- Polycrystalline metal gates have replaced polycrystalline silicon gates in complementary metal oxide semiconductor (CMOS) devices for high speed performance applications. This is because the decreased capacitance caused by the gate electrode depletion layer in polycrystalline silicon gates was a pressing concern for device performance and continued scaling. Metal gates do not have this depletion issue; however, work function tuning is an issue. Consequently, a focus in the metal gate area is placed on work function engineering and the effect of processing conditions on the effective work function. The first project in this thesis studies the effect oxygen on the work function of tungsten electrodes. It is found that the presence of the meta-stable A15 phase is correlated with oxygen concentration. It is hypothesized that the observed variation in work function is due to the incorporation of oxygen from the growth environment into the W layer at the SiO2/W interface. This work shows that stochastic fluctuations in processing conditions could also cause wafer-to-wafer variability, even in long channel devices. Another concern with metal gates is that due to their polycrystalline nature, device variability could become a problem as the gate dimensions are scaled down and become comparable to the grain size since work function can vary significantly with varying grain orientation. The main project in this thesis is to develop amorphous metal gates that have the potential to reduce work function variability with respect to polycrystalline gates in nano-scale MOS devices. Thus, high temperature stable amorphous Ta40W40Si10C10 gates were developed and it is also shown that when Ta40W40Si10C10 gate electrodes are integrated in long channel transistor devices, the effective channel mobility appears to be enhanced with respect to crystalline gates.
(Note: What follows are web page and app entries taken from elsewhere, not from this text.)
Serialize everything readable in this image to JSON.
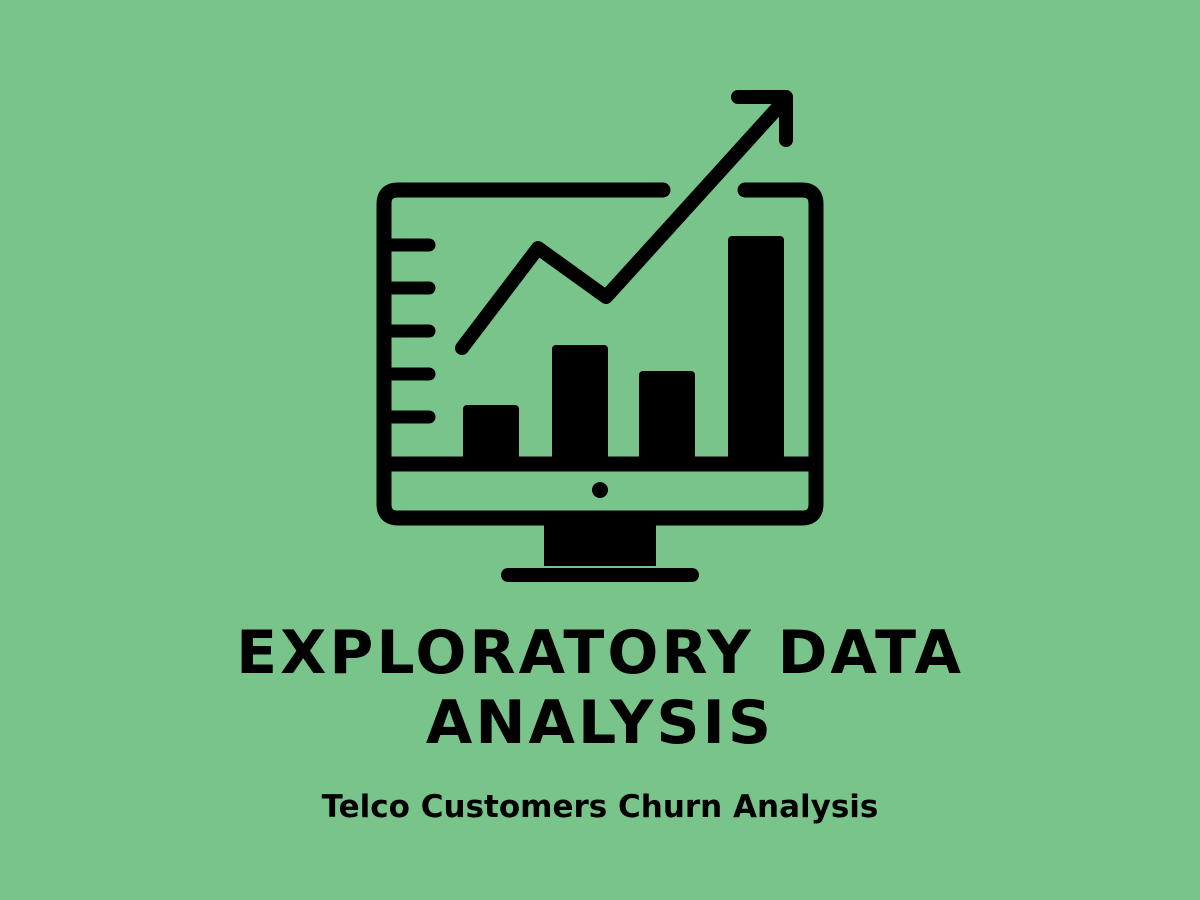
{
  "colors": {
    "background": "#78C48A",
    "ink": "#000000"
  },
  "illustration": {
    "icon": "monitor-growth-chart-icon",
    "bar_levels": [
      0.24,
      0.51,
      0.39,
      1.0
    ]
  },
  "title": {
    "line1": "EXPLORATORY DATA",
    "line2": "ANALYSIS"
  },
  "subtitle": "Telco Customers Churn Analysis"
}
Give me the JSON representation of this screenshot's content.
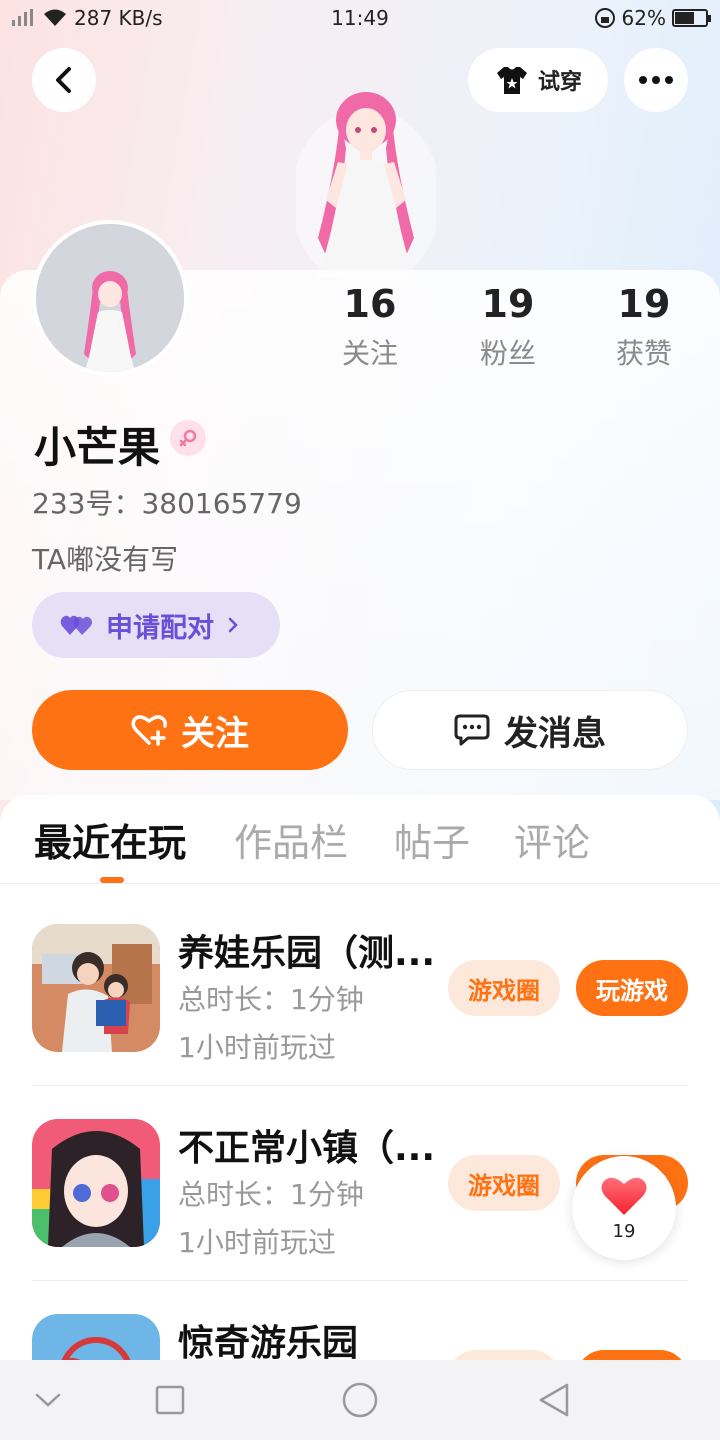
{
  "status_bar": {
    "network_speed": "287 KB/s",
    "time": "11:49",
    "battery": "62%",
    "battery_level": 0.62
  },
  "header": {
    "try_on_label": "试穿"
  },
  "profile": {
    "following_count": "16",
    "following_label": "关注",
    "fans_count": "19",
    "fans_label": "粉丝",
    "likes_count": "19",
    "likes_label": "获赞",
    "name": "小芒果",
    "uid": "233号：380165779",
    "bio": "TA嘟没有写",
    "pair_label": "申请配对"
  },
  "actions": {
    "follow_label": "关注",
    "message_label": "发消息"
  },
  "tabs": [
    {
      "label": "最近在玩",
      "active": true
    },
    {
      "label": "作品栏",
      "active": false
    },
    {
      "label": "帖子",
      "active": false
    },
    {
      "label": "评论",
      "active": false
    }
  ],
  "games": [
    {
      "title": "养娃乐园（测...",
      "duration": "总时长：1分钟",
      "last_played": "1小时前玩过",
      "circle_label": "游戏圈",
      "play_label": "玩游戏"
    },
    {
      "title": "不正常小镇（...",
      "duration": "总时长：1分钟",
      "last_played": "1小时前玩过",
      "circle_label": "游戏圈",
      "play_label": "玩游戏"
    },
    {
      "title": "惊奇游乐园",
      "duration": "",
      "last_played": "",
      "circle_label": "",
      "play_label": ""
    }
  ],
  "floating_like": {
    "count": "19"
  },
  "colors": {
    "accent": "#ff7214",
    "pair": "#6a4fd8"
  }
}
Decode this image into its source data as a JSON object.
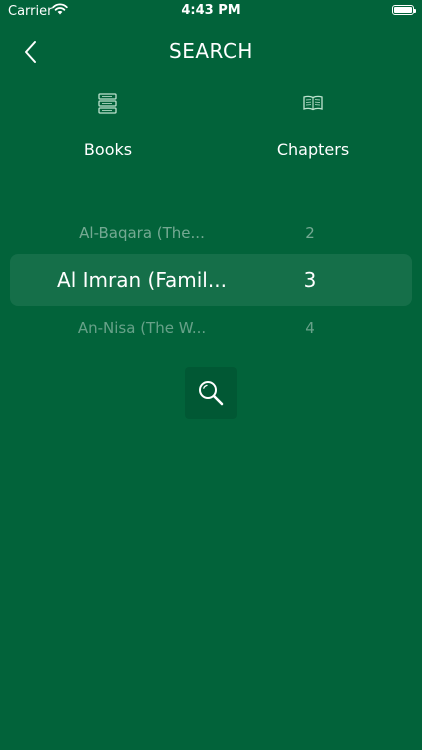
{
  "status": {
    "carrier": "Carrier",
    "time": "4:43 PM"
  },
  "nav": {
    "title": "SEARCH"
  },
  "tabs": {
    "books": "Books",
    "chapters": "Chapters"
  },
  "picker": {
    "books": {
      "prev": "Al-Baqara (The...",
      "current": "Al Imran (Famil...",
      "next": "An-Nisa (The W..."
    },
    "chapters": {
      "prev": "2",
      "current": "3",
      "next": "4"
    }
  },
  "colors": {
    "background": "#02633a",
    "text": "#ffffff"
  }
}
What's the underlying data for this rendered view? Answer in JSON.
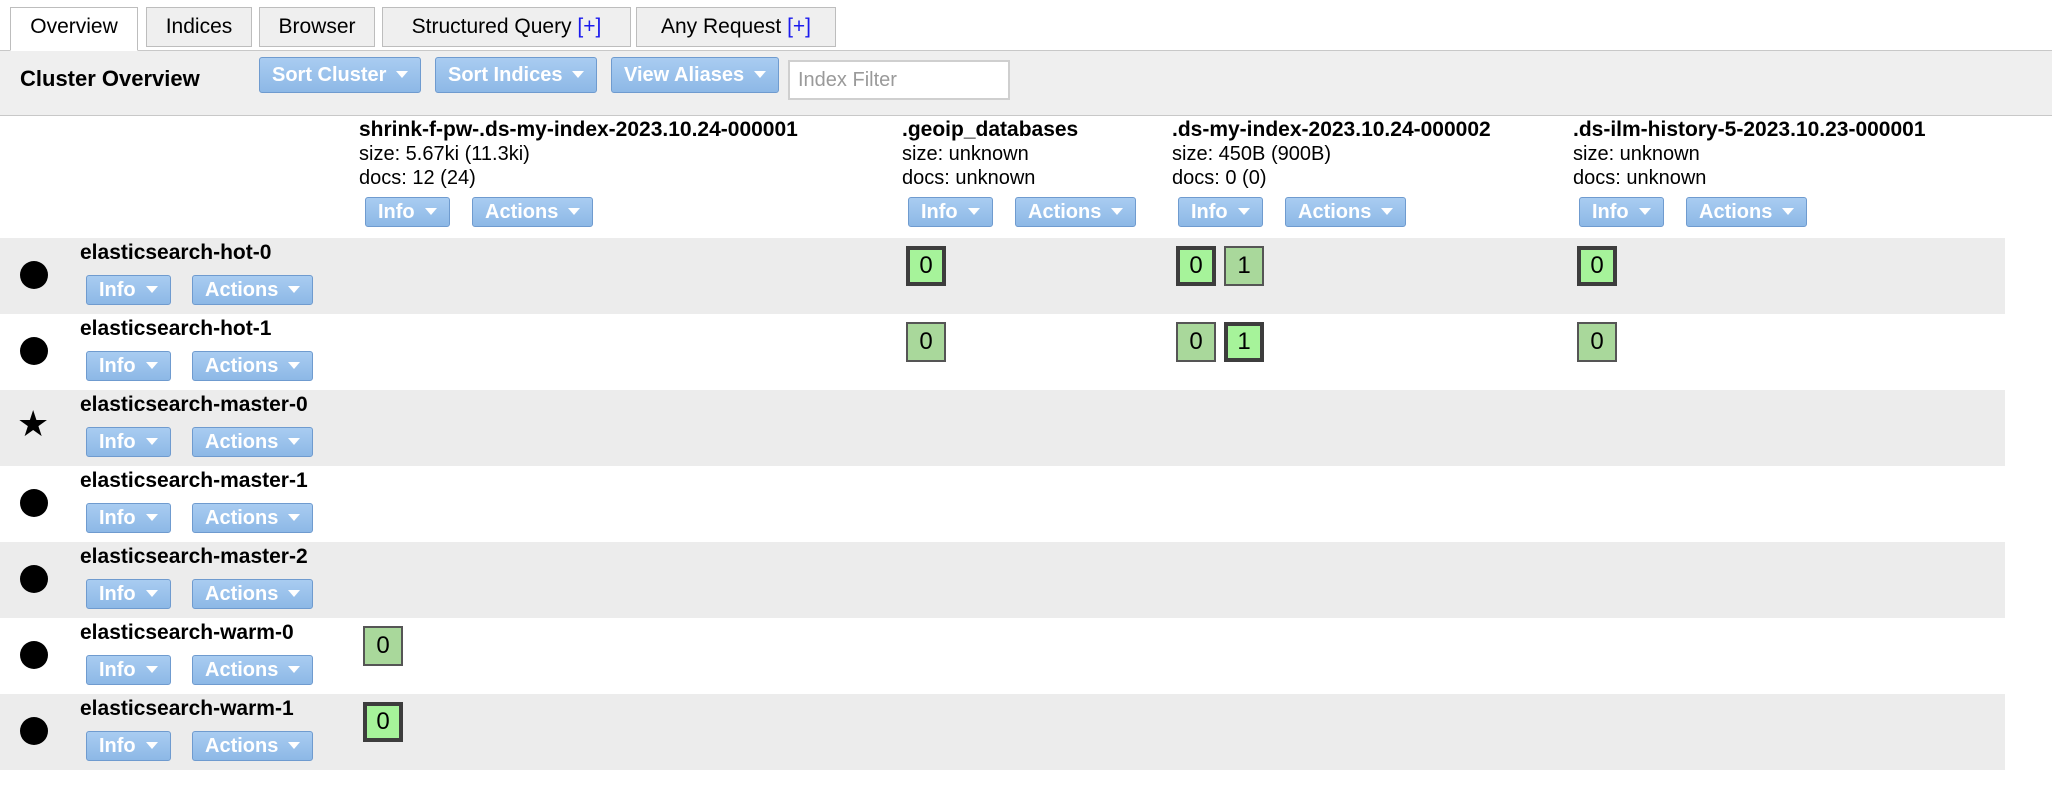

- Publication date
- Submitted to the Department of Materials Science and Engineering.
- Ph. D. Stanford University 2011